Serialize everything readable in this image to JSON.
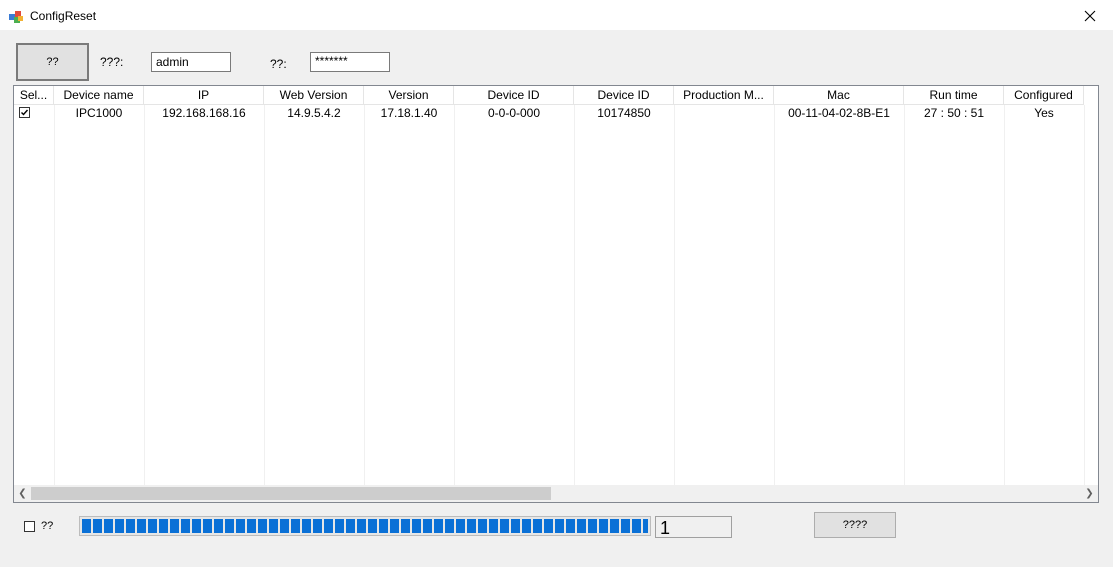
{
  "window": {
    "title": "ConfigReset",
    "close_icon": "close-icon",
    "app_icon": "app-icon"
  },
  "toolbar": {
    "action_button_label": "??",
    "username_label": "???:",
    "username_value": "admin",
    "password_label": "??:",
    "password_value": "*******"
  },
  "table": {
    "columns": [
      "Sel...",
      "Device name",
      "IP",
      "Web Version",
      "Version",
      "Device ID",
      "Device ID",
      "Production M...",
      "Mac",
      "Run time",
      "Configured"
    ],
    "rows": [
      {
        "selected": true,
        "cells": [
          "",
          "IPC1000",
          "192.168.168.16",
          "14.9.5.4.2",
          "17.18.1.40",
          "0-0-0-000",
          "10174850",
          "",
          "00-11-04-02-8B-E1",
          "27 : 50 : 51",
          "Yes"
        ]
      }
    ],
    "scroll_left_icon": "chevron-left-icon",
    "scroll_right_icon": "chevron-right-icon"
  },
  "footer": {
    "checkbox_label": "??",
    "checkbox_checked": false,
    "progress_percent": 100,
    "count_value": "1",
    "action_button_label": "????"
  },
  "colors": {
    "progress": "#0a70d6",
    "background": "#f0f0f0"
  }
}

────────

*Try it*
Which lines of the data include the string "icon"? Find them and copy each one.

*Completed task*
    "close_icon": "close-icon",
    "app_icon": "app-icon"
    "scroll_left_icon": "chevron-left-icon",
    "scroll_right_icon": "chevron-right-icon"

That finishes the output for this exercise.